* Work order
When a line below contains the string "ENVANTER", show that line.

##### Extracted entries #####

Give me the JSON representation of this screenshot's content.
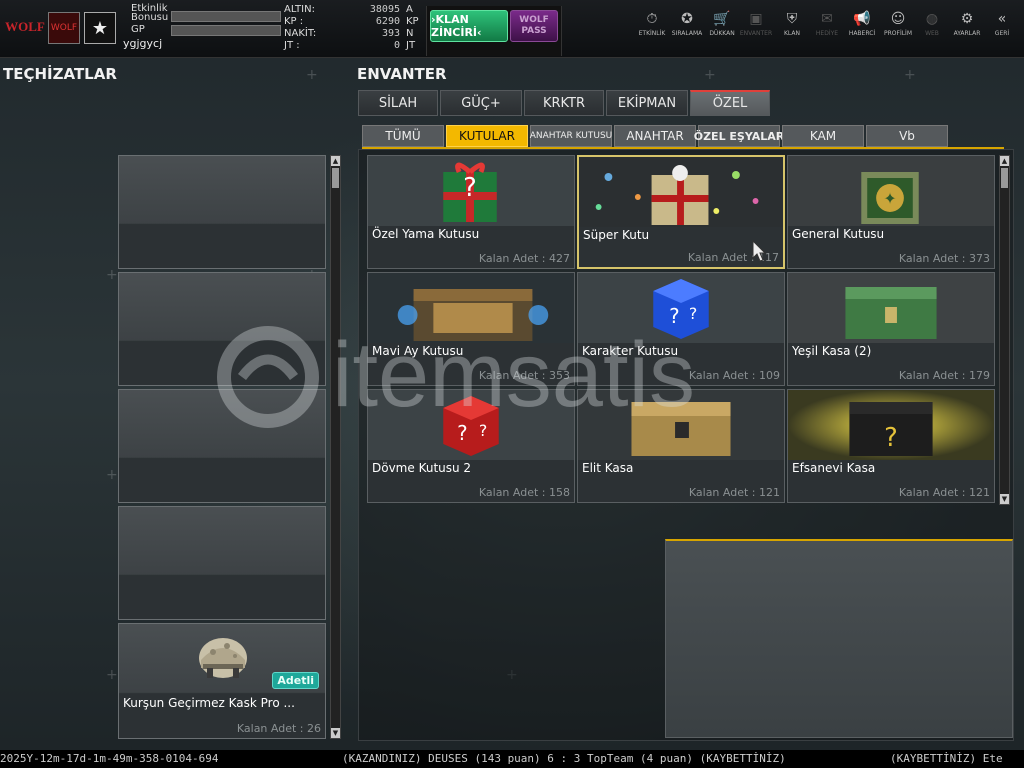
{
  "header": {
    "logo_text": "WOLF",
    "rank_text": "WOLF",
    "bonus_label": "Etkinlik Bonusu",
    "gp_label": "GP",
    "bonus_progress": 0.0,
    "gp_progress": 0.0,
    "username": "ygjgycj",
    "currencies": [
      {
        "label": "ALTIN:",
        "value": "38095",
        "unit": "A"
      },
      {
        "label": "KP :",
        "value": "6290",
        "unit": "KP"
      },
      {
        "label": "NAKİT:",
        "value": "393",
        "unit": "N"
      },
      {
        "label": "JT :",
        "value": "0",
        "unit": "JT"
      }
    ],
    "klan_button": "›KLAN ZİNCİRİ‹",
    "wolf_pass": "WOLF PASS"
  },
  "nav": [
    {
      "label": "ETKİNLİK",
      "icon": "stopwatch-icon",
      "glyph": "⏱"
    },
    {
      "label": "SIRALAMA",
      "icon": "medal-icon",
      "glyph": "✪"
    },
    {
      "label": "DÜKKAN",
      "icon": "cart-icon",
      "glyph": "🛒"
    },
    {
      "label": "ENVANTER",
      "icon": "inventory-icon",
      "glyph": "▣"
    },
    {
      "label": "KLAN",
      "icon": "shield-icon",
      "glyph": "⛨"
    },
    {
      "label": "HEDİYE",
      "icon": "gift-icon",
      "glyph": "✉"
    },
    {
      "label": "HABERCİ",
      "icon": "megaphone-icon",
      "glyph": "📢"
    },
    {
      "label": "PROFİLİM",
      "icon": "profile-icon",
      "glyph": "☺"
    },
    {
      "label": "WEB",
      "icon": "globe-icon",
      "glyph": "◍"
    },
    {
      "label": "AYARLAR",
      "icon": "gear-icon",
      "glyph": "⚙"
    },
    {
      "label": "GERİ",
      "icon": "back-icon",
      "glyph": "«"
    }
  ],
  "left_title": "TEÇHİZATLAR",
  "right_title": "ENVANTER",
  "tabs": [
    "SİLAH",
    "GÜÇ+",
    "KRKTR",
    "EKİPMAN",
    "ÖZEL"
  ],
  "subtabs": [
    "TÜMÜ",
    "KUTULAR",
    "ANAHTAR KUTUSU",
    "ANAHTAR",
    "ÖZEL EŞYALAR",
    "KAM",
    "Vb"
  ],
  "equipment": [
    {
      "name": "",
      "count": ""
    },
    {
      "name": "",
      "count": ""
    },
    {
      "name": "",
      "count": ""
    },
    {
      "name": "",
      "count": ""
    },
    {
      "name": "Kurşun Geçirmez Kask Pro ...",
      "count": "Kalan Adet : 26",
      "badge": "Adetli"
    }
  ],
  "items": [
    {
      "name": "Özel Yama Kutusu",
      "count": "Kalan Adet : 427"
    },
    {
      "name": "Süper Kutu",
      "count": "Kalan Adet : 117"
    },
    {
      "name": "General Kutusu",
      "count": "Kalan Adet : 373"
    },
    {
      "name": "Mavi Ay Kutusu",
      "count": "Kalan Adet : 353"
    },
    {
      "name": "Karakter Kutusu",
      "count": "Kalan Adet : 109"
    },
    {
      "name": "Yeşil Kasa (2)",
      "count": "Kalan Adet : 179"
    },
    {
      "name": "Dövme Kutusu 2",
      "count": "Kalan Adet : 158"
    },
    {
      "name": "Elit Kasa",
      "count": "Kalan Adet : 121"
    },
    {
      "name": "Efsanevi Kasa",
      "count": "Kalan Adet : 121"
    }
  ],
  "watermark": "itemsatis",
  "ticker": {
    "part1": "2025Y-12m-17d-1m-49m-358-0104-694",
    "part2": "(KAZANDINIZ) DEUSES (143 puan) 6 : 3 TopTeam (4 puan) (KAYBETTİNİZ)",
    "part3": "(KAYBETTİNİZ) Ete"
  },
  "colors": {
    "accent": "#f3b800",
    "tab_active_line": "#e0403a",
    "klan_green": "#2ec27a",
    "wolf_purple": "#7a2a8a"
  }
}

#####
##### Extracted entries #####

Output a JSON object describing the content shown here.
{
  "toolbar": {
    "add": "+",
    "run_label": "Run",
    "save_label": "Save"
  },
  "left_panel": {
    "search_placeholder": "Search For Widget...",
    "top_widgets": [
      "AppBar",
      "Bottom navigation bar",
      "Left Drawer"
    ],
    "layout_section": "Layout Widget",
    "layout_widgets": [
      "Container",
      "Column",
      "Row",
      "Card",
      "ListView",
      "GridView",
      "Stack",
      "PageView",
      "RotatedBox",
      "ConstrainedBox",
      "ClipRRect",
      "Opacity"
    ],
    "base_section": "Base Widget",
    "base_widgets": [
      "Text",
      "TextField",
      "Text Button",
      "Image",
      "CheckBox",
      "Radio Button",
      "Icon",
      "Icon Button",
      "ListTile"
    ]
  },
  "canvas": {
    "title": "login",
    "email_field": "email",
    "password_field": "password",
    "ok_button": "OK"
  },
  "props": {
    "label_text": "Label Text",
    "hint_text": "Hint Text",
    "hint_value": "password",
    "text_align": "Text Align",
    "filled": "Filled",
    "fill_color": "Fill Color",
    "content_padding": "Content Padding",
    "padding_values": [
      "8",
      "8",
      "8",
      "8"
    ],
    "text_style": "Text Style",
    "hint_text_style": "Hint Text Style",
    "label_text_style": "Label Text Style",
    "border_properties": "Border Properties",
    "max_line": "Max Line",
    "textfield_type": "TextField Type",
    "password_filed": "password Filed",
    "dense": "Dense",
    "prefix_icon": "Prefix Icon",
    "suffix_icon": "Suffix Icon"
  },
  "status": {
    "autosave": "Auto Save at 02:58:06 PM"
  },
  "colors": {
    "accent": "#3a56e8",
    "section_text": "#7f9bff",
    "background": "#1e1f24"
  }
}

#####

* Written reply
      "label": "ENVANTER",
  "right_title": "ENVANTER",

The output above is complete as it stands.